Peter Stubbs got all the answers correct although it is quite obvious that both YG and Icemoon knew the answers too.
From Peter Stubb's detailed and informative comments, you could tell that he is an expert on the subject of guns, batteries and cannons used in World War II.
|British gunners cleaning the gun barrel (IWM)|
|Publicity photo from WWII British War Office, showing off impressive size of Monster Guns (IWM)|
|The replica at Cosford Road, minus the "publicity models"|
Q1. The cannon in the above photo is a replica. Where is it sited? (Give the road name.)A1. Cosford Road
Q2. How many such guns were there orginally near this location and what were they collectively called?A2. Three guns and they were called the Johore Battery.
Q3. How many such guns were there in Singapore at that time?A3. Five.
Q4. What was the diameter of the shell (in inches) that the gun fired?A4. 15 inches.
The passage below is reproduced from the National Heritage Board's marker at the Cosford Road site.
|A close-up view of one of the "monster guns", 14 November 1941|
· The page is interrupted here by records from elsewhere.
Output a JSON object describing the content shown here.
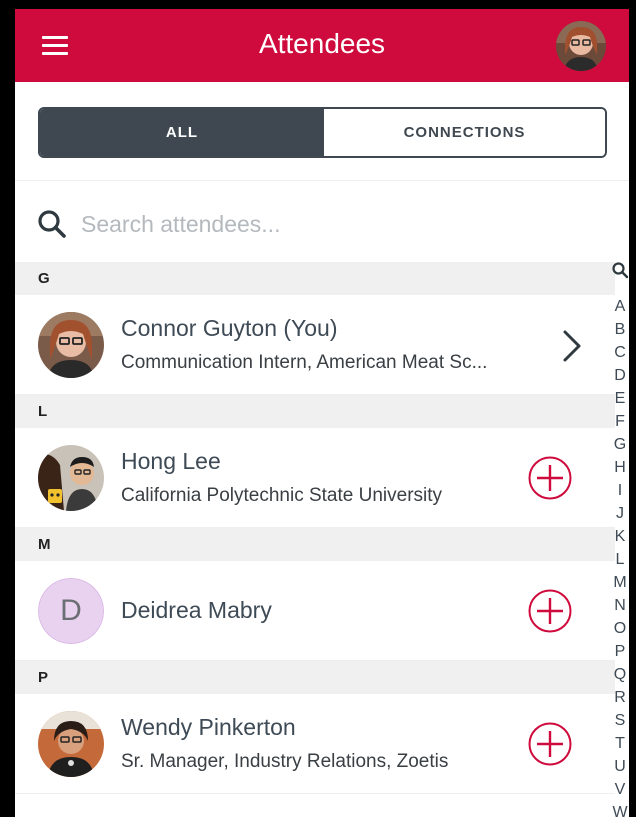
{
  "header": {
    "title": "Attendees",
    "colors": {
      "brand": "#cf0a3c"
    }
  },
  "tabs": [
    {
      "label": "ALL",
      "selected": true
    },
    {
      "label": "CONNECTIONS",
      "selected": false
    }
  ],
  "search": {
    "placeholder": "Search attendees..."
  },
  "sections": [
    {
      "letter": "G",
      "attendees": [
        {
          "name": "Connor Guyton (You)",
          "subtitle": "Communication Intern, American Meat Sc...",
          "action": "chevron-right-icon"
        }
      ]
    },
    {
      "letter": "L",
      "attendees": [
        {
          "name": "Hong Lee",
          "subtitle": "California Polytechnic State University",
          "action": "add-circle-icon"
        }
      ]
    },
    {
      "letter": "M",
      "attendees": [
        {
          "name": "Deidrea Mabry",
          "initial": "D",
          "subtitle": "",
          "action": "add-circle-icon"
        }
      ]
    },
    {
      "letter": "P",
      "attendees": [
        {
          "name": "Wendy Pinkerton",
          "subtitle": "Sr. Manager, Industry Relations, Zoetis",
          "action": "add-circle-icon"
        }
      ]
    }
  ],
  "index_bar": [
    "A",
    "B",
    "C",
    "D",
    "E",
    "F",
    "G",
    "H",
    "I",
    "J",
    "K",
    "L",
    "M",
    "N",
    "O",
    "P",
    "Q",
    "R",
    "S",
    "T",
    "U",
    "V",
    "W"
  ]
}
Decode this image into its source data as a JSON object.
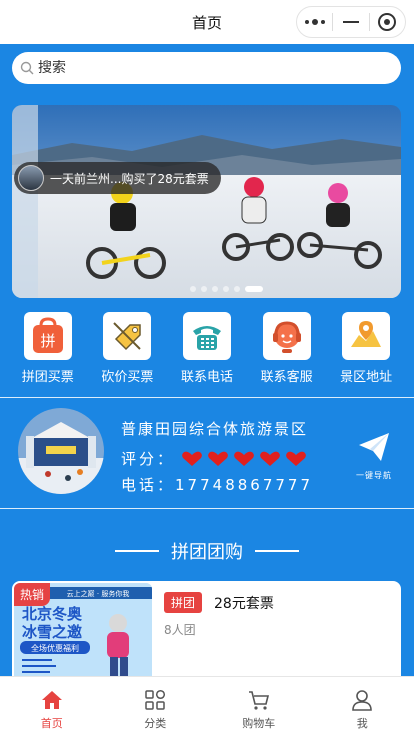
{
  "header": {
    "title": "首页"
  },
  "capsule": {
    "more_icon": "more-dots-icon",
    "minimize_icon": "minus-icon",
    "close_icon": "target-icon"
  },
  "search": {
    "placeholder": "搜索",
    "icon": "search-icon"
  },
  "banner": {
    "notice": "一天前兰州...购买了28元套票",
    "slides": 6,
    "active_index": 5
  },
  "menu": [
    {
      "label": "拼团买票",
      "icon": "group-buy-icon"
    },
    {
      "label": "砍价买票",
      "icon": "bargain-icon"
    },
    {
      "label": "联系电话",
      "icon": "telephone-icon"
    },
    {
      "label": "联系客服",
      "icon": "customer-service-icon"
    },
    {
      "label": "景区地址",
      "icon": "location-icon"
    }
  ],
  "scenic": {
    "name": "普康田园综合体旅游景区",
    "rating_label": "评分：",
    "rating": 5,
    "phone_label": "电话：",
    "phone": "17748867777",
    "nav_label": "一键导航"
  },
  "section": {
    "title": "拼团团购"
  },
  "product": {
    "badge": "热销",
    "tag": "拼团",
    "title": "28元套票",
    "people": "8人团",
    "poster_top": "云上之巅 · 服务你我",
    "poster_line1": "北京冬奥",
    "poster_line2": "冰雪之邀",
    "poster_ribbon": "全场优惠福利"
  },
  "tabbar": [
    {
      "label": "首页",
      "icon": "home-icon",
      "active": true
    },
    {
      "label": "分类",
      "icon": "category-icon",
      "active": false
    },
    {
      "label": "购物车",
      "icon": "cart-icon",
      "active": false
    },
    {
      "label": "我",
      "icon": "user-icon",
      "active": false
    }
  ],
  "colors": {
    "background": "#1b86e3",
    "accent": "#e64340",
    "heart": "#e0201e"
  }
}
|A close-up view of the replica 69 years later - 15 November 2010|
The Johore Battery's three weapons were among Singapore's largest coastal guns. They were known as 15-inch guns, because 15 inches (38 cm) was the diameter of the shell they fired. Their gun barrels were 16.5 metres long and the shells stood 1.5 metres high. The guns were capable of hurling these shells at battleships over twenty miles away.
|[From left to right]: General Sir Archibald Wavell accompanying the C.F.D. Brigadier Curtis and the General Officer Commanding Singapore Fortress, Major-General Keith Simmons, touring Singapore's defences, c. 1941|
|Gunners "pulling through" the barrel of a "monster gun" after firing, c. 1941|
|One of the "monster guns" ready to "roar", 15 November 1941|